● What is being asked: Please tally the lines in the material below that contain the word "Full", and give the count only.

*** Listed records Section Begins ***

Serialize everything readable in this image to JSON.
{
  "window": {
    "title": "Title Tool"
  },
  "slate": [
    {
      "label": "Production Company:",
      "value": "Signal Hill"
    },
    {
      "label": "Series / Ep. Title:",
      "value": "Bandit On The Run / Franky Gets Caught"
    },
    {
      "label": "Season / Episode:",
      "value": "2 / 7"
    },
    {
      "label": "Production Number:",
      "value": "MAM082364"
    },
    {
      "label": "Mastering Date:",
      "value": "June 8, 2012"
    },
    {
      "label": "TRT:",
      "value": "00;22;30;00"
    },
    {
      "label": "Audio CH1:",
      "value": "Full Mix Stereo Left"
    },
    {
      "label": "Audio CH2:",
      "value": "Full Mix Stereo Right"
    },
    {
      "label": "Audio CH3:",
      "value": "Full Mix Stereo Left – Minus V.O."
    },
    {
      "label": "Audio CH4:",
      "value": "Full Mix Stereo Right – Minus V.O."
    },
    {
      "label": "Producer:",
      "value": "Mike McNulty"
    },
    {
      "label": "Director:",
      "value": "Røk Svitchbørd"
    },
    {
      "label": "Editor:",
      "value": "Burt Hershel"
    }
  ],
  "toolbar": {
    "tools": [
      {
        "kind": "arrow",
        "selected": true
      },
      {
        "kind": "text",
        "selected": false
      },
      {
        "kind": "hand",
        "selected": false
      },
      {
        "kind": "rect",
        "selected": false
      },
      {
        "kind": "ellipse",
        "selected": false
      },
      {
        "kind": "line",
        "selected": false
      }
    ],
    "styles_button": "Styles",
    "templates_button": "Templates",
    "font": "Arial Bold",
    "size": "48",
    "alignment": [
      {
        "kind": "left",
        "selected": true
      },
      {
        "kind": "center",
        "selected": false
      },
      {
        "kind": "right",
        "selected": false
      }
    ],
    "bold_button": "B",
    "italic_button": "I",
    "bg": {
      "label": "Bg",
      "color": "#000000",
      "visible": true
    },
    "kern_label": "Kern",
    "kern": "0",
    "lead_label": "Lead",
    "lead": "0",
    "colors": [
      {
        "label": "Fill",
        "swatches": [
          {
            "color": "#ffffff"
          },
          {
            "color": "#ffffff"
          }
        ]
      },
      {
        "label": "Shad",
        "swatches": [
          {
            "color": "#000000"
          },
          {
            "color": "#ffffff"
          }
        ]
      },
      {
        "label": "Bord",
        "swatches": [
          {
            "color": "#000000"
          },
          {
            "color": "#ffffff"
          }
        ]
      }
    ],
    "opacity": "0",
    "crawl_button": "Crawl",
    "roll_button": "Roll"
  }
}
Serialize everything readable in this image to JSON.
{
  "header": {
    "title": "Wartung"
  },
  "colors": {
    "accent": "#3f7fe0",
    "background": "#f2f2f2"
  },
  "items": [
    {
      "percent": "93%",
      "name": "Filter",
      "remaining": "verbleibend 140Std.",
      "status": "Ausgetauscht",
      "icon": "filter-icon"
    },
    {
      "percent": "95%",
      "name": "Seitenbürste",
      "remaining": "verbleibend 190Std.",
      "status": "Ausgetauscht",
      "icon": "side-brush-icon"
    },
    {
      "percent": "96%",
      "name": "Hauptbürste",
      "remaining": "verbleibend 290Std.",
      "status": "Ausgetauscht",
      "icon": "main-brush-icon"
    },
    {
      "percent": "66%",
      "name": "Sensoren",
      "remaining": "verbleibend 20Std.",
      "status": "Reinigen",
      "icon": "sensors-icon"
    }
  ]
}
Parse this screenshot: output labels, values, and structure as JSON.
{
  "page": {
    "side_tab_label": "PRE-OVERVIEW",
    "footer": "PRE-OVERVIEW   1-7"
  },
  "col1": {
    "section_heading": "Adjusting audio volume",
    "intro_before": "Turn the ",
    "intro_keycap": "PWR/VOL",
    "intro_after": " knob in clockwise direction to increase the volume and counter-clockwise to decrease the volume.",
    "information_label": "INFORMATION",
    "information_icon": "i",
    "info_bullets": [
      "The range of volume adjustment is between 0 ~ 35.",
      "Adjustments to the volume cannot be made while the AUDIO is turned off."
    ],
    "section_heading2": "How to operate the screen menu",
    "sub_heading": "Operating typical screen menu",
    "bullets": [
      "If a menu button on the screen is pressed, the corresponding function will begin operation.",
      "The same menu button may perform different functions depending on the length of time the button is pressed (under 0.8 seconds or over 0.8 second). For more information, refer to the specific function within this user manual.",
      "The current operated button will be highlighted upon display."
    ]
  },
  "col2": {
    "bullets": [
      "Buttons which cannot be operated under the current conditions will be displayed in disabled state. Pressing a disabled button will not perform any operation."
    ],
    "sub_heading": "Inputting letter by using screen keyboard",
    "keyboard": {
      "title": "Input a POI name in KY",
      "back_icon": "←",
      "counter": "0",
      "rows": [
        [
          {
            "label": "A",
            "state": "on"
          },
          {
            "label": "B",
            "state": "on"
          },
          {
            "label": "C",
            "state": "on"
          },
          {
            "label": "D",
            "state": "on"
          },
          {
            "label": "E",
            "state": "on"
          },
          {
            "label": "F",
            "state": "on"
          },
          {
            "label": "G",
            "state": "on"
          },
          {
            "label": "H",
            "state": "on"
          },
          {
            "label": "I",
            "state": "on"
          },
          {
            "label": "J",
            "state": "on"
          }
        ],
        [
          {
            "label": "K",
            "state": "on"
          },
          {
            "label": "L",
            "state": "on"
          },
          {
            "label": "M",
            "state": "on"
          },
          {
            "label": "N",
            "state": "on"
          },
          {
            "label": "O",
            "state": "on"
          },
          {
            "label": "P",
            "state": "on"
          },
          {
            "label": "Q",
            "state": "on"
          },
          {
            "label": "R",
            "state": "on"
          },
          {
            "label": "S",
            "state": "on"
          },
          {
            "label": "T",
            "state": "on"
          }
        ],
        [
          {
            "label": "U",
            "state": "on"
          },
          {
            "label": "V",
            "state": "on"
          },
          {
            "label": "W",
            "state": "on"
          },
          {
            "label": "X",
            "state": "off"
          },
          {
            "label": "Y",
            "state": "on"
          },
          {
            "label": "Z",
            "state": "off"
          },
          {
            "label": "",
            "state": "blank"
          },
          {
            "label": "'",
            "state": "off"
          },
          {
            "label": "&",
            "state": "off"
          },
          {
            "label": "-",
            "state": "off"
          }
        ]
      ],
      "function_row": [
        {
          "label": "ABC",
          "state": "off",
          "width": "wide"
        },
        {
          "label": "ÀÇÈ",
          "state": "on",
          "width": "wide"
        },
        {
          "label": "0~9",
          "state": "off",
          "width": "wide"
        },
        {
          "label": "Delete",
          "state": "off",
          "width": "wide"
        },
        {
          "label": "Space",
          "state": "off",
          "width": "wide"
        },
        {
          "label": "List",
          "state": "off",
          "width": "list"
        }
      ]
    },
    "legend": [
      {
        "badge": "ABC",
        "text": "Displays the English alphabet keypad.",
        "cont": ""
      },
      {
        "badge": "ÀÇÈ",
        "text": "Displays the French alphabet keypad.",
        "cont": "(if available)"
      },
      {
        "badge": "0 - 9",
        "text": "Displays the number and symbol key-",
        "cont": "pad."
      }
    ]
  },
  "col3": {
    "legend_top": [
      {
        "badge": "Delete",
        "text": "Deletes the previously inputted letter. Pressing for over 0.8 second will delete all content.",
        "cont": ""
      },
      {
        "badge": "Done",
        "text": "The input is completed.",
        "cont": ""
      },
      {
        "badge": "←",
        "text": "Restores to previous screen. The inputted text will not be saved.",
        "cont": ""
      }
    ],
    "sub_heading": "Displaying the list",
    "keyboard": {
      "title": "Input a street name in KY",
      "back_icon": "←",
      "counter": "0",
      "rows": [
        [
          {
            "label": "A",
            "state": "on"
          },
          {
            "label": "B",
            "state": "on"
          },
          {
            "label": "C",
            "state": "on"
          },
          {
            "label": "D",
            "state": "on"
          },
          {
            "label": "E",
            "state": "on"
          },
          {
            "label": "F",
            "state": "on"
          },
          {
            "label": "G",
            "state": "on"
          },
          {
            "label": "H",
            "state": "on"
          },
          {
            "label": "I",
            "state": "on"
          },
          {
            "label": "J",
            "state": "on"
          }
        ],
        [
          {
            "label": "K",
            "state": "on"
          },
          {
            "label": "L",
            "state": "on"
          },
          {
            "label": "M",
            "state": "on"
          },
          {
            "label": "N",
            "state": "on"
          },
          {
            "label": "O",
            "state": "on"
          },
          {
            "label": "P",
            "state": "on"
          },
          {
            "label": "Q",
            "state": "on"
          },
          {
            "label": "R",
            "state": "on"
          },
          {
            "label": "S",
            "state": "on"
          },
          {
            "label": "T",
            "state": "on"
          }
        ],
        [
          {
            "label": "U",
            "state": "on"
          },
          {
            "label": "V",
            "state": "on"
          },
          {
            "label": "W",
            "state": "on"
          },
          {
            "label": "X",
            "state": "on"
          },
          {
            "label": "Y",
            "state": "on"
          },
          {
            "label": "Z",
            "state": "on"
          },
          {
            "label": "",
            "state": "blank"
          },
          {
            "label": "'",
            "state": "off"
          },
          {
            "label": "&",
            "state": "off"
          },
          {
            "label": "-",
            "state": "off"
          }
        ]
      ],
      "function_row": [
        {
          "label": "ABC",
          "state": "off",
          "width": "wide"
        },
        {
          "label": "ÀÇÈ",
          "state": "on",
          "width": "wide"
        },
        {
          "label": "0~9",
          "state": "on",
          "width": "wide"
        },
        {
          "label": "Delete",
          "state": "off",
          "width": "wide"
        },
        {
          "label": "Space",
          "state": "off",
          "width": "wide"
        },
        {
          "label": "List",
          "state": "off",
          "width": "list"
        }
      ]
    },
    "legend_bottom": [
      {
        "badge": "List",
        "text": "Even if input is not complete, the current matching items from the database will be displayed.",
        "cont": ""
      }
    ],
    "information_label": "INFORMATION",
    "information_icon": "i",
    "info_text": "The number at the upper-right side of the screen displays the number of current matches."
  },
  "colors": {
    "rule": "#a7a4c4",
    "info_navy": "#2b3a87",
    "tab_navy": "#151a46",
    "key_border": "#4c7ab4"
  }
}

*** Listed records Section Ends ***

● Response to the task: 4